EXERCISE OBJECTIVE:
If an entry includes an image, drop the image and copy the rest verbatim.

RECORDED INFORMATION:
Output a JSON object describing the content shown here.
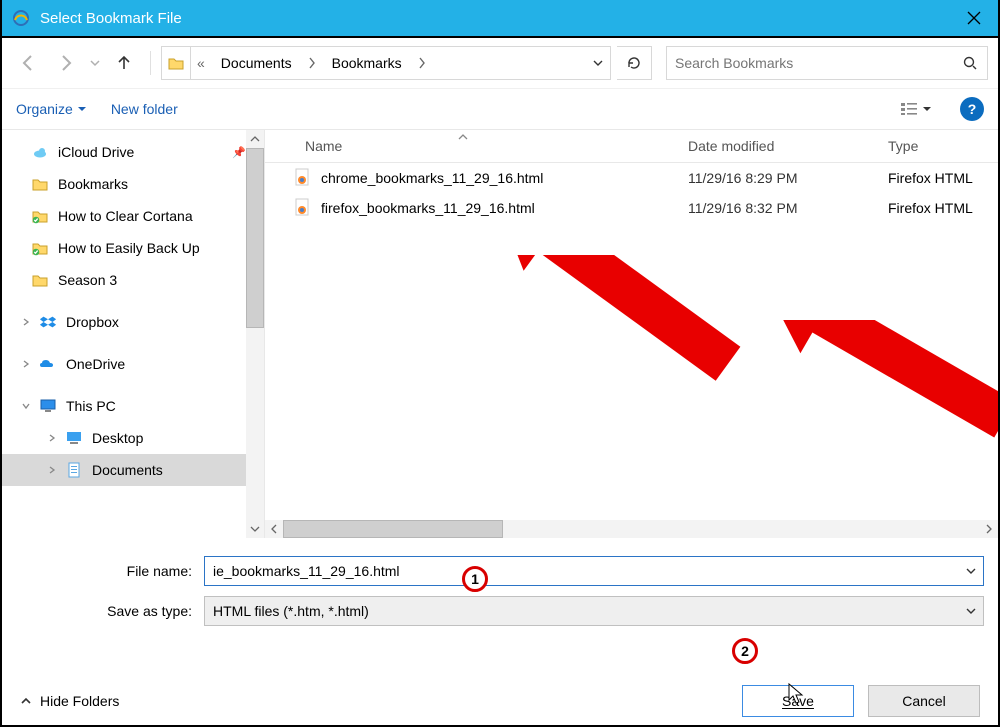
{
  "title": "Select Bookmark File",
  "breadcrumb": {
    "prefix": "«",
    "seg1": "Documents",
    "seg2": "Bookmarks"
  },
  "search": {
    "placeholder": "Search Bookmarks"
  },
  "toolbar": {
    "organize": "Organize",
    "newfolder": "New folder"
  },
  "columns": {
    "name": "Name",
    "date": "Date modified",
    "type": "Type"
  },
  "tree": {
    "icloud": "iCloud Drive",
    "bookmarks": "Bookmarks",
    "cortana": "How to Clear Cortana",
    "backup": "How to Easily Back Up",
    "season": "Season 3",
    "dropbox": "Dropbox",
    "onedrive": "OneDrive",
    "thispc": "This PC",
    "desktop": "Desktop",
    "documents": "Documents"
  },
  "files": [
    {
      "name": "chrome_bookmarks_11_29_16.html",
      "date": "11/29/16 8:29 PM",
      "type": "Firefox HTML"
    },
    {
      "name": "firefox_bookmarks_11_29_16.html",
      "date": "11/29/16 8:32 PM",
      "type": "Firefox HTML"
    }
  ],
  "form": {
    "filename_label": "File name:",
    "filename_value": "ie_bookmarks_11_29_16.html",
    "type_label": "Save as type:",
    "type_value": "HTML files (*.htm, *.html)"
  },
  "footer": {
    "hide": "Hide Folders",
    "save": "Save",
    "cancel": "Cancel"
  },
  "annotations": {
    "one": "1",
    "two": "2"
  }
}
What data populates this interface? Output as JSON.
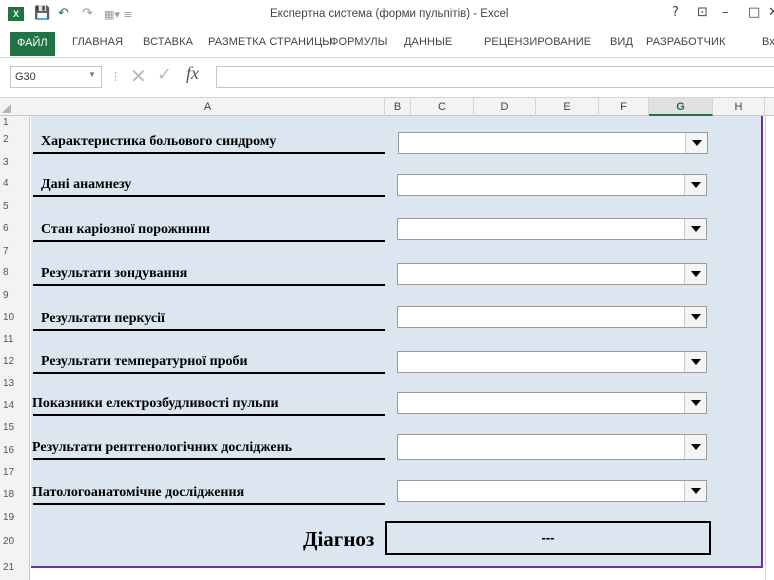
{
  "window": {
    "title": "Експертна система (форми пульпітів) - Excel",
    "help": "?",
    "ribbon_display": "⊡",
    "minimize": "–",
    "close": "✕"
  },
  "ribbon": {
    "tabs": [
      "ФАЙЛ",
      "ГЛАВНАЯ",
      "ВСТАВКА",
      "РАЗМЕТКА СТРАНИЦЫ",
      "ФОРМУЛЫ",
      "ДАННЫЕ",
      "РЕЦЕНЗИРОВАНИЕ",
      "ВИД",
      "РАЗРАБОТЧИК",
      "Вх"
    ]
  },
  "formula_bar": {
    "name_box": "G30",
    "fx": "fx",
    "value": ""
  },
  "columns": [
    "A",
    "B",
    "C",
    "D",
    "E",
    "F",
    "G",
    "H"
  ],
  "active_column": "G",
  "rows": [
    "1",
    "2",
    "3",
    "4",
    "5",
    "6",
    "7",
    "8",
    "9",
    "10",
    "11",
    "12",
    "13",
    "14",
    "15",
    "16",
    "17",
    "18",
    "19",
    "20",
    "21"
  ],
  "form": {
    "fields": [
      {
        "label": "Характеристика больового синдрому",
        "value": ""
      },
      {
        "label": "Дані анамнезу",
        "value": ""
      },
      {
        "label": "Стан каріозної порожнини",
        "value": ""
      },
      {
        "label": "Результати зондування",
        "value": ""
      },
      {
        "label": "Результати перкусії",
        "value": ""
      },
      {
        "label": "Результати температурної проби",
        "value": ""
      },
      {
        "label": "Показники електрозбудливості пульпи",
        "value": ""
      },
      {
        "label": "Результати рентгенологічних досліджень",
        "value": ""
      },
      {
        "label": "Патологоанатомічне дослідження",
        "value": ""
      }
    ],
    "diagnosis_label": "Діагноз",
    "diagnosis_value": "---"
  },
  "colors": {
    "excel_green": "#217346",
    "form_background": "#dce6f1",
    "form_border": "#7030a0"
  },
  "icons": [
    "excel-logo-icon",
    "save-icon",
    "undo-icon",
    "redo-icon",
    "customize-qat-icon",
    "cancel-icon",
    "enter-icon",
    "fx-icon",
    "dropdown-arrow-icon"
  ]
}
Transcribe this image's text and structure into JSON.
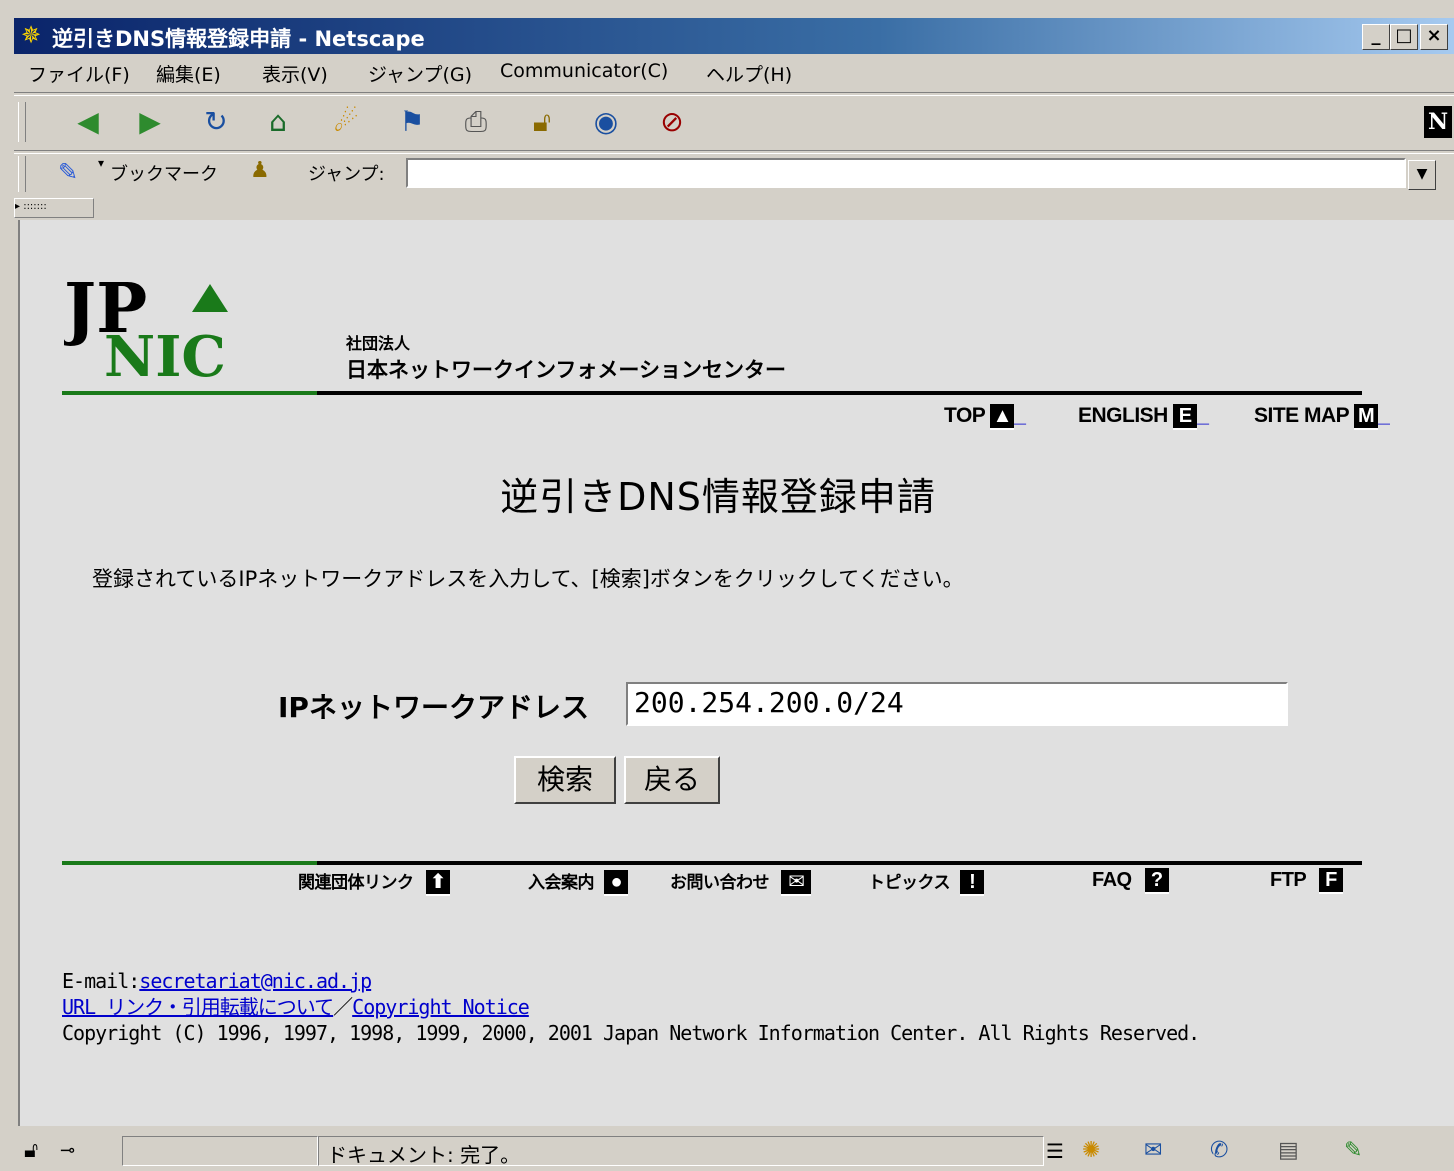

TASK RESPONSE:
Output a JSON object describing the content shown here.
{
  "title": "Select Bookmark File",
  "breadcrumb": {
    "prefix": "«",
    "seg1": "Documents",
    "seg2": "Bookmarks"
  },
  "search": {
    "placeholder": "Search Bookmarks"
  },
  "toolbar": {
    "organize": "Organize",
    "newfolder": "New folder"
  },
  "columns": {
    "name": "Name",
    "date": "Date modified",
    "type": "Type"
  },
  "tree": {
    "icloud": "iCloud Drive",
    "bookmarks": "Bookmarks",
    "cortana": "How to Clear Cortana",
    "backup": "How to Easily Back Up",
    "season": "Season 3",
    "dropbox": "Dropbox",
    "onedrive": "OneDrive",
    "thispc": "This PC",
    "desktop": "Desktop",
    "documents": "Documents"
  },
  "files": [
    {
      "name": "chrome_bookmarks_11_29_16.html",
      "date": "11/29/16 8:29 PM",
      "type": "Firefox HTML"
    },
    {
      "name": "firefox_bookmarks_11_29_16.html",
      "date": "11/29/16 8:32 PM",
      "type": "Firefox HTML"
    }
  ],
  "form": {
    "filename_label": "File name:",
    "filename_value": "ie_bookmarks_11_29_16.html",
    "type_label": "Save as type:",
    "type_value": "HTML files (*.htm, *.html)"
  },
  "footer": {
    "hide": "Hide Folders",
    "save": "Save",
    "cancel": "Cancel"
  },
  "annotations": {
    "one": "1",
    "two": "2"
  }
}
What data populates this interface? Output as JSON.
{
  "window": {
    "title": "Експертна система (форми пульпітів) - Excel",
    "help": "?",
    "ribbon_display": "⊡",
    "minimize": "–",
    "close": "✕"
  },
  "ribbon": {
    "tabs": [
      "ФАЙЛ",
      "ГЛАВНАЯ",
      "ВСТАВКА",
      "РАЗМЕТКА СТРАНИЦЫ",
      "ФОРМУЛЫ",
      "ДАННЫЕ",
      "РЕЦЕНЗИРОВАНИЕ",
      "ВИД",
      "РАЗРАБОТЧИК",
      "Вх"
    ]
  },
  "formula_bar": {
    "name_box": "G30",
    "fx": "fx",
    "value": ""
  },
  "columns": [
    "A",
    "B",
    "C",
    "D",
    "E",
    "F",
    "G",
    "H"
  ],
  "active_column": "G",
  "rows": [
    "1",
    "2",
    "3",
    "4",
    "5",
    "6",
    "7",
    "8",
    "9",
    "10",
    "11",
    "12",
    "13",
    "14",
    "15",
    "16",
    "17",
    "18",
    "19",
    "20",
    "21"
  ],
  "form": {
    "fields": [
      {
        "label": "Характеристика больового синдрому",
        "value": ""
      },
      {
        "label": "Дані анамнезу",
        "value": ""
      },
      {
        "label": "Стан каріозної порожнини",
        "value": ""
      },
      {
        "label": "Результати зондування",
        "value": ""
      },
      {
        "label": "Результати перкусії",
        "value": ""
      },
      {
        "label": "Результати температурної проби",
        "value": ""
      },
      {
        "label": "Показники електрозбудливості пульпи",
        "value": ""
      },
      {
        "label": "Результати рентгенологічних досліджень",
        "value": ""
      },
      {
        "label": "Патологоанатомічне дослідження",
        "value": ""
      }
    ],
    "diagnosis_label": "Діагноз",
    "diagnosis_value": "---"
  },
  "colors": {
    "excel_green": "#217346",
    "form_background": "#dce6f1",
    "form_border": "#7030a0"
  },
  "icons": [
    "excel-logo-icon",
    "save-icon",
    "undo-icon",
    "redo-icon",
    "customize-qat-icon",
    "cancel-icon",
    "enter-icon",
    "fx-icon",
    "dropdown-arrow-icon"
  ]
}
Transcribe this image's text and structure into JSON.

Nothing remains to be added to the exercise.